Chemically adhering adhesives on the basis of polyurethanes, which can demonstrate a more or less marked elastomer behavior as a function of the polymer structure, can also be used. In certain cases, adhesives on the basis of natural rubber and synthetic rubber can also be used. Adhesives that are precipitated from a solution, a dispersion, or a mixture, or that are fitted out to cure under light, supplement the aforementioned range of possibilities, without exhausting it.
FIG. 5 shows the great variety of the different production steps. Crosswise stretching can take place, specifically at the stretching station 54, whereby here, according to FIG. 6, two stretching rollers, through which the laminate is passed, work together.
By means of stretching rollers driven at different speeds, which are combined in a stretching station 55, lengthwise stretching of the film can also take place.
The elastic laminate can subsequently be wound up.
The layers of the films 2 to 4 are preferably produced by means of film extrusion. In this connection, the work is predominantly carried out using broad-slit die extrusion (flat film extrusion), or blown film extrusion. In this connection, co-extrusion is to be preferred to mono-film extrusion. In co-extrusion, elasticity and block-free behavior can be combined. Co-extrusion also allows an improvement in the strength values, a modification of the sealing properties, as well as a targeted adjustment of the permanent deformation of the films, by means of a targeted structure of the individual layers, and this significantly increases the great variety of possibilities. For the elastomer layers, as well as for the stretchable layers, the polymers produced with metallocene catalysts can also be used. Copolymers of ethylene with octene, with comparatively high octene proportions and very low density values (<0.0890 g/cm3) are of interest here.
In experiments, the interpolymers of ethylene and styrene, which are known under the tradename INDEX, available from Dow Chemicals, have also proven to be usable. For the production of the stretchable layers of the laminates, blown-film extrusion is preferred, whereby in some cases, flat-film extrusion is also possible. Furthermore, films co-extruded in multiple layers have the advantage of making it easier to produce the desired behavior by means of a targeted structure. For example, suitable sealing layers can be combined with high-strength stretchable layers, in order to achieve sealing. Plastics that have proven to be particularly well suited here are polymers on the basis of ethylene, propylene, or their copolymers. For certain other cases, polyamides can also be used. The application range of such film laminates is not limited to hygiene products and their appurtenances, but rather can also be applied to technical sheathings, protective clothing, connection strips for special adhesive strips, and the like.
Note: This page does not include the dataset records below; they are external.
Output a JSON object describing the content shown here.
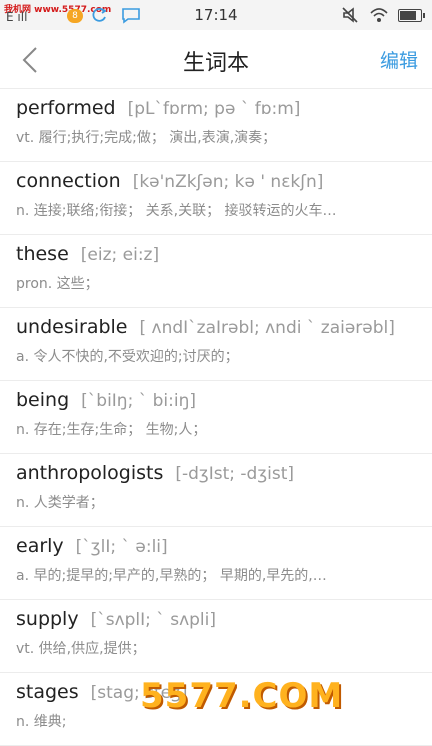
{
  "statusbar": {
    "watermark": "我机网 www.5577.com",
    "carrier": "E ıll",
    "notification_count": "8",
    "time": "17:14",
    "battery_level": 0.85
  },
  "nav": {
    "back_icon": "chevron-left-icon",
    "title": "生词本",
    "edit_label": "编辑"
  },
  "words": [
    {
      "word": "performed",
      "phonetic": "[pL`fɒrm; pə ` fɒ:m]",
      "definition": "vt. 履行;执行;完成;做； 演出,表演,演奏；"
    },
    {
      "word": "connection",
      "phonetic": "[kə'nZkʃən; kə ' nɛkʃn]",
      "definition": "n. 连接;联络;衔接； 关系,关联； 接驳转运的火车…"
    },
    {
      "word": "these",
      "phonetic": "[eiz; ei:z]",
      "definition": "pron. 这些；"
    },
    {
      "word": "undesirable",
      "phonetic": "[ ʌndI`zaIrəbl; ʌndi ` zaiərəbl]",
      "definition": "a. 令人不快的,不受欢迎的;讨厌的；"
    },
    {
      "word": "being",
      "phonetic": "[`biIŋ; ` bi:iŋ]",
      "definition": "n. 存在;生存;生命； 生物;人；"
    },
    {
      "word": "anthropologists",
      "phonetic": "[-dʒIst; -dʒist]",
      "definition": "n. 人类学者；"
    },
    {
      "word": "early",
      "phonetic": "[`ʒlI; ` ə:li]",
      "definition": "a. 早的;提早的;早产的,早熟的； 早期的,早先的,…"
    },
    {
      "word": "supply",
      "phonetic": "[`sʌplI; ` sʌpli]",
      "definition": "vt. 供给,供应,提供；"
    },
    {
      "word": "stages",
      "phonetic": "[stag; steʒ]",
      "definition": "n. 维典;"
    }
  ],
  "overlay": {
    "logo_text": "5577.COM"
  },
  "colors": {
    "accent": "#3a9be0",
    "phonetic": "#9a9a9a",
    "definition": "#8c8c8c"
  }
}
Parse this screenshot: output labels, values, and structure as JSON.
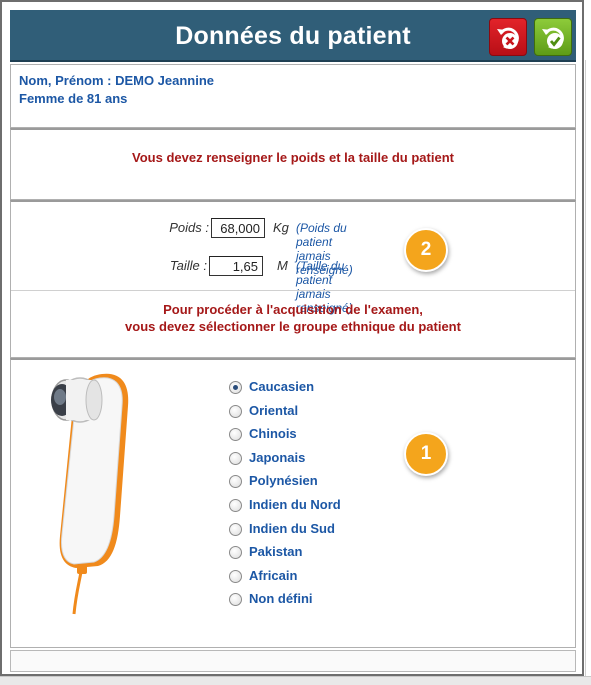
{
  "window": {
    "title": "Données du patient",
    "cancel_icon": "cancel-icon",
    "validate_icon": "validate-icon"
  },
  "patient": {
    "name_line": "Nom, Prénom : DEMO  Jeannine",
    "age_line": "Femme de  81 ans"
  },
  "notice": {
    "weight_height": "Vous devez renseigner le poids et la taille du patient"
  },
  "measures": {
    "weight_label": "Poids :",
    "weight_value": "68,000",
    "weight_unit": "Kg",
    "weight_hint": "(Poids du patient jamais renseigné)",
    "height_label": "Taille :",
    "height_value": "1,65",
    "height_unit": "M",
    "height_hint": "(Taille du patient jamais renseigné)"
  },
  "ethnic_notice": {
    "line1": "Pour procéder à l'acquisition de l'examen,",
    "line2": "vous devez sélectionner le groupe ethnique du patient"
  },
  "ethnic_groups": {
    "selected": "Caucasien",
    "options": [
      "Caucasien",
      "Oriental",
      "Chinois",
      "Japonais",
      "Polynésien",
      "Indien du Nord",
      "Indien du Sud",
      "Pakistan",
      "Africain",
      "Non défini"
    ]
  },
  "annotations": {
    "badge_1": "1",
    "badge_2": "2"
  },
  "colors": {
    "titlebar": "#305e78",
    "label_blue": "#1c57a5",
    "warning_red": "#a51818",
    "badge_orange": "#f4a51c",
    "device_orange": "#f08a1c"
  }
}
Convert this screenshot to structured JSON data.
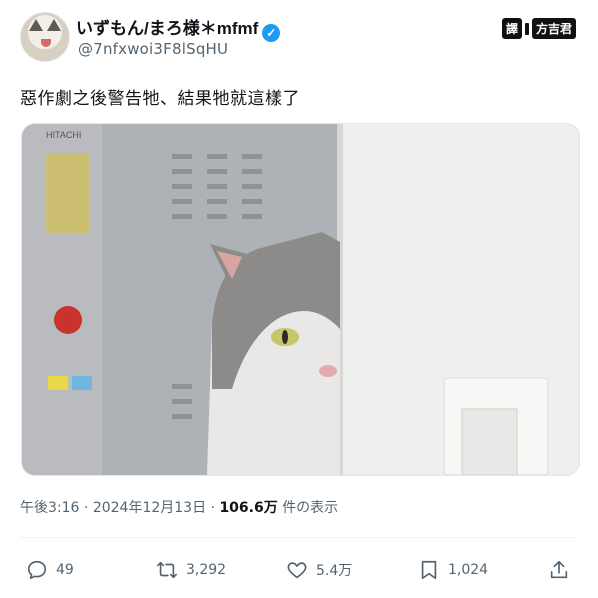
{
  "author": {
    "display_name": "いずもん/まろ様＊mfmf",
    "handle": "@7nfxwoi3F8lSqHU"
  },
  "watermark": {
    "left": "譯",
    "right": "方吉君"
  },
  "tweet": {
    "text": "惡作劇之後警告牠、結果牠就這樣了"
  },
  "photo": {
    "appliance_brand": "HITACHI"
  },
  "meta": {
    "time": "午後3:16",
    "sep1": "·",
    "date": "2024年12月13日",
    "sep2": "·",
    "views": "106.6万",
    "views_label": "件の表示"
  },
  "actions": {
    "replies": "49",
    "reposts": "3,292",
    "likes": "5.4万",
    "bookmarks": "1,024"
  },
  "colors": {
    "accent": "#1d9bf0",
    "text_secondary": "#536471",
    "text_primary": "#0f1419"
  }
}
While only a few embodiments of the present invention have been shown and described, it is to be understood that many changes and modifications may be made thereunto without departing from the spirit and scope of the invention as defined in the appended claims.